In a split second decision, I grabbed the dry cloth first and wrapped it around my little one’s pink, naked body. Then I proceeded to use the chilly, wet towel on myself. Working in high speed, I figured I could whisk away enough water from my limbs to stave off hypothermia.
Once this step was accomplished, I was forced to tip-toe across the icy tile floor to get from the bathroom mat to the laundry room rug (because again my morning brain hadn’t thought to have our clean clothes laying at the ready.) READ the rest HERE
For years, at about 3pm on Christmas Day my kiddos would hit the wall one by one. After a long Christmas Eve followed by a too-early-rising, their energy stores were depleted and just past midday they’d drop like flies: a snoring pre-schooler on the couch still clutching his new light saber, a drowsy teen sprawled out on the floor amidst her books.
Additionally, I often noticed an air of disappointment creeping in once the last gift was torn open, the evening meal digested and the boxes hauled out to the trash. Honestly, I sensed it in myself almost as much as I detected it in my family members.
READ more about the 4 ways we’ve reclaimed the Twelve Days of Christmas on Raleigh Moms Blog.
“What are you, an idiot?”

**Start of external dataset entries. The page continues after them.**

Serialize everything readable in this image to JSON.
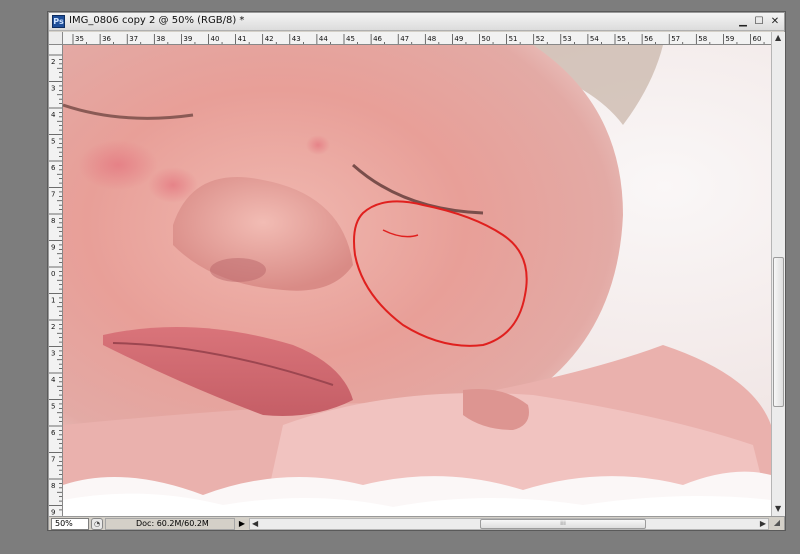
{
  "window": {
    "app_icon": "photoshop-icon",
    "app_icon_text": "Ps",
    "title": "IMG_0806 copy 2 @ 50% (RGB/8) *",
    "minimize_glyph": "▁",
    "maximize_glyph": "☐",
    "close_glyph": "✕"
  },
  "rulers": {
    "horizontal_labels": [
      "35",
      "36",
      "37",
      "38",
      "39",
      "40",
      "41",
      "42",
      "43",
      "44",
      "45",
      "46",
      "47",
      "48",
      "49",
      "50",
      "51",
      "52",
      "53",
      "54",
      "55",
      "56",
      "57",
      "58",
      "59",
      "60"
    ],
    "vertical_labels": [
      "2",
      "3",
      "4",
      "5",
      "6",
      "7",
      "8",
      "9",
      "0",
      "1",
      "2",
      "3",
      "4",
      "5",
      "6",
      "7",
      "8",
      "9",
      "0",
      "1"
    ]
  },
  "status": {
    "zoom": "50%",
    "doc_info": "Doc: 60.2M/60.2M",
    "menu_arrow": "▶",
    "scroll_left": "◀",
    "scroll_right": "▶",
    "scroll_up": "▲",
    "scroll_down": "▼",
    "grip_glyph": "⁞⁞⁞",
    "resize_glyph": "◢"
  },
  "colors": {
    "annotation": "#e0201e",
    "chrome": "#d4d0c8",
    "workspace": "#7d7d7d"
  }
}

It wasn’t the first time his parents had resorted to a litany of name calling. It seemed to be their routine form of communication: an insult here, a slight there, a sprinkling of profanities, a rude retort or a less than flattering moniker. Honestly, I’d been disgusted from the start, but on this day I could no longer silently stomach the verbal assault his parents were launching rapid-fire in his direction. Continue reading
Rounding the back bumper of our 15 passenger van, we began our routine for loading up the crew. The chatty teens readily made their way to the rear seat while our younger daughter buckled in the toddler.
Dropping the stroller down to the closed position, my husband instructed our 9 year old ball of boy energy to move the bottles of water and take his seat next to his 7 year old cohort. While our feet were dog-tired from the full day of walking around the fairgrounds, the kids’ energy levels seemed to be drawing off of some endless reserve. Continue reading